Task description: From the entries below, return every line that includes the word "Wikipedia".

▬▬▬▬▬▬▬▬▬▬

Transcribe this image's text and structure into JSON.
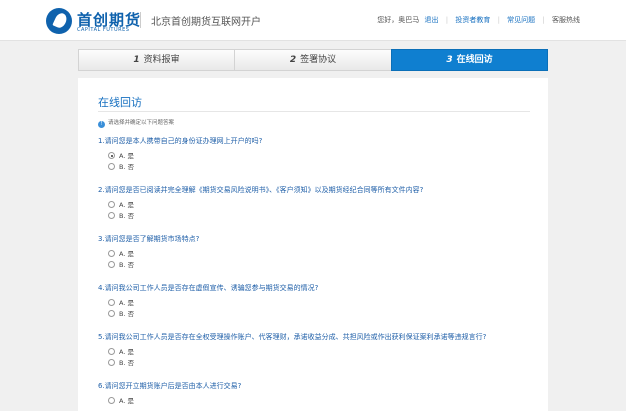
{
  "header": {
    "logo_cn": "首创期货",
    "logo_en": "CAPITAL FUTURES",
    "site_title": "北京首创期货互联网开户",
    "greeting": "您好，奥巴马",
    "logout": "退出",
    "nav_investor_education": "投资者教育",
    "nav_faq": "常见问题",
    "nav_hotline": "客服热线"
  },
  "steps": [
    {
      "num": "1",
      "label": "资料报审",
      "active": false
    },
    {
      "num": "2",
      "label": "签署协议",
      "active": false
    },
    {
      "num": "3",
      "label": "在线回访",
      "active": true
    }
  ],
  "card": {
    "title": "在线回访",
    "hint": "请选择并确定以下问题答案"
  },
  "questions": [
    {
      "text": "1.请问您是本人携带自己的身份证办理网上开户的吗?",
      "options": [
        {
          "label": "A. 是",
          "checked": true
        },
        {
          "label": "B. 否",
          "checked": false
        }
      ]
    },
    {
      "text": "2.请问您是否已阅读并完全理解《期货交易风险说明书》、《客户须知》以及期货经纪合同等所有文件内容?",
      "options": [
        {
          "label": "A. 是",
          "checked": false
        },
        {
          "label": "B. 否",
          "checked": false
        }
      ]
    },
    {
      "text": "3.请问您是否了解期货市场特点?",
      "options": [
        {
          "label": "A. 是",
          "checked": false
        },
        {
          "label": "B. 否",
          "checked": false
        }
      ]
    },
    {
      "text": "4.请问我公司工作人员是否存在虚假宣传、诱骗您参与期货交易的情况?",
      "options": [
        {
          "label": "A. 是",
          "checked": false
        },
        {
          "label": "B. 否",
          "checked": false
        }
      ]
    },
    {
      "text": "5.请问我公司工作人员是否存在全权受理操作账户、代客理财，承诺收益分成、共担风险或作出获利保证案利承诺等违规言行?",
      "options": [
        {
          "label": "A. 是",
          "checked": false
        },
        {
          "label": "B. 否",
          "checked": false
        }
      ]
    },
    {
      "text": "6.请问您开立期货账户后是否由本人进行交易?",
      "options": [
        {
          "label": "A. 是",
          "checked": false
        }
      ]
    }
  ]
}
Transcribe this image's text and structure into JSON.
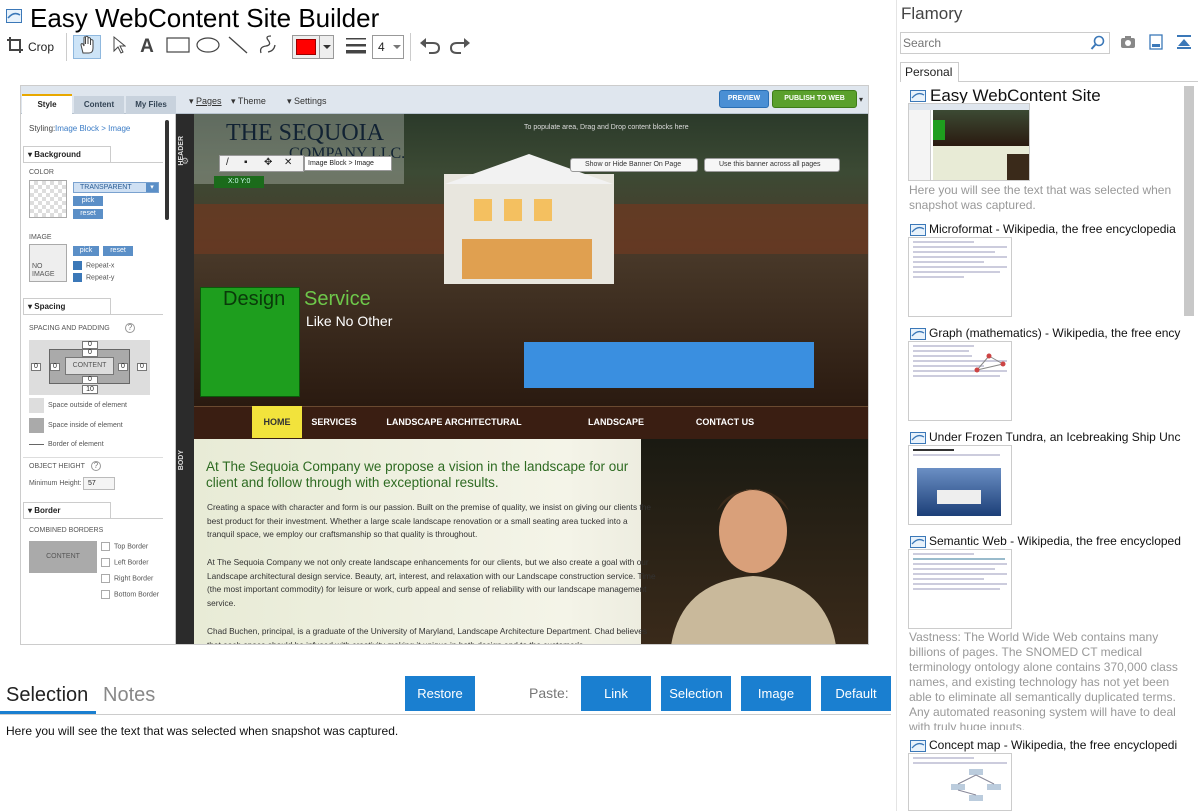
{
  "app": {
    "title": "Easy WebContent Site Builder",
    "crop_label": "Crop",
    "line_width": "4"
  },
  "colors": {
    "accent": "#1a7fd0",
    "swatch": "#ff0000",
    "site_green": "#1e9e1e",
    "site_menu": "#3a1e12"
  },
  "toolbar_icons": [
    "crop-icon",
    "hand-icon",
    "arrow-icon",
    "text-icon",
    "rectangle-icon",
    "ellipse-icon",
    "line-icon",
    "pen-icon",
    "color-swatch",
    "line-width-icon",
    "undo-icon",
    "redo-icon"
  ],
  "editor": {
    "tabs": [
      "Style",
      "Content",
      "My Files"
    ],
    "menu": [
      "Pages",
      "Theme",
      "Settings"
    ],
    "preview": "PREVIEW",
    "publish": "PUBLISH TO WEB",
    "styling_label": "Styling:",
    "styling_value": "Image Block > Image",
    "background": "Background",
    "color": "COLOR",
    "transparent": "TRANSPARENT",
    "pick": "pick",
    "reset": "reset",
    "image": "IMAGE",
    "no_image": "NO IMAGE",
    "repeat_x": "Repeat-x",
    "repeat_y": "Repeat-y",
    "spacing": "Spacing",
    "spacing_padding": "SPACING AND PADDING",
    "content_box": "CONTENT",
    "zero": "0",
    "ten": "10",
    "space_outside": "Space outside of element",
    "space_inside": "Space inside of element",
    "border_of": "Border of element",
    "object_height": "OBJECT HEIGHT",
    "min_height_label": "Minimum Height:",
    "min_height": "57",
    "border": "Border",
    "combined_borders": "COMBINED BORDERS",
    "border_opts": [
      "Top Border",
      "Left Border",
      "Right Border",
      "Bottom Border"
    ],
    "header_tag": "HEADER",
    "body_tag": "BODY",
    "block_path": "Image Block > Image",
    "coords": "X:0 Y:0",
    "show_hide_banner": "Show or Hide Banner On Page",
    "use_banner": "Use this banner across all pages",
    "hint": "To populate area, Drag and Drop content blocks here",
    "site": {
      "logo1": "THE SEQUOIA",
      "logo2": "COMPANY LLC.",
      "design": "Design",
      "service": "Service",
      "tagline": "Like No Other",
      "nav": [
        "HOME",
        "SERVICES",
        "LANDSCAPE ARCHITECTURAL DESIGN",
        "LANDSCAPE CONSTRUCTION",
        "CONTACT US"
      ],
      "headline": "At The Sequoia Company we propose a vision in the landscape for our client and follow through with exceptional results.",
      "p1": "Creating a space with character and form is our passion. Built on the premise of quality, we insist on giving our clients the best product for their investment. Whether a large scale landscape renovation or a small seating area tucked into a tranquil space, we employ our craftsmanship so that quality is throughout.",
      "p2": "At The Sequoia Company we not only create landscape enhancements for our clients, but we also create a goal with our Landscape architectural design service. Beauty, art, interest, and relaxation with our Landscape construction service. Time (the most important commodity) for leisure or work, curb appeal and sense of reliability with our landscape management service.",
      "p3": "Chad Buchen, principal, is a graduate of the University of Maryland, Landscape Architecture Department. Chad believes that each space should be infused with creativity making it unique in both design and to the customer's"
    }
  },
  "bottom": {
    "tab_selection": "Selection",
    "tab_notes": "Notes",
    "restore": "Restore",
    "paste": "Paste:",
    "link": "Link",
    "selection": "Selection",
    "image": "Image",
    "default": "Default",
    "text": "Here you will see the text that was selected when snapshot was captured."
  },
  "sidebar": {
    "title": "Flamory",
    "search_placeholder": "Search",
    "tab": "Personal",
    "items": [
      {
        "title": "Easy WebContent Site",
        "desc": "Here you will see the text that was selected when snapshot was captured."
      },
      {
        "title": "Microformat - Wikipedia, the free encyclopedia"
      },
      {
        "title": "Graph (mathematics) - Wikipedia, the free ency"
      },
      {
        "title": "Under Frozen Tundra, an Icebreaking Ship Unco"
      },
      {
        "title": "Semantic Web - Wikipedia, the free encycloped",
        "desc": "Vastness: The World Wide Web contains many billions of pages. The SNOMED CT medical terminology ontology alone contains 370,000 class names, and existing technology has not yet been able to eliminate all semantically duplicated terms. Any automated reasoning system will have to deal with truly huge inputs."
      },
      {
        "title": "Concept map - Wikipedia, the free encyclopedi"
      }
    ]
  }
}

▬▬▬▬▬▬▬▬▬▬

Response:
        "title": "Microformat - Wikipedia, the free encyclopedia"
        "title": "Graph (mathematics) - Wikipedia, the free ency"
        "title": "Semantic Web - Wikipedia, the free encycloped",
        "title": "Concept map - Wikipedia, the free encyclopedi"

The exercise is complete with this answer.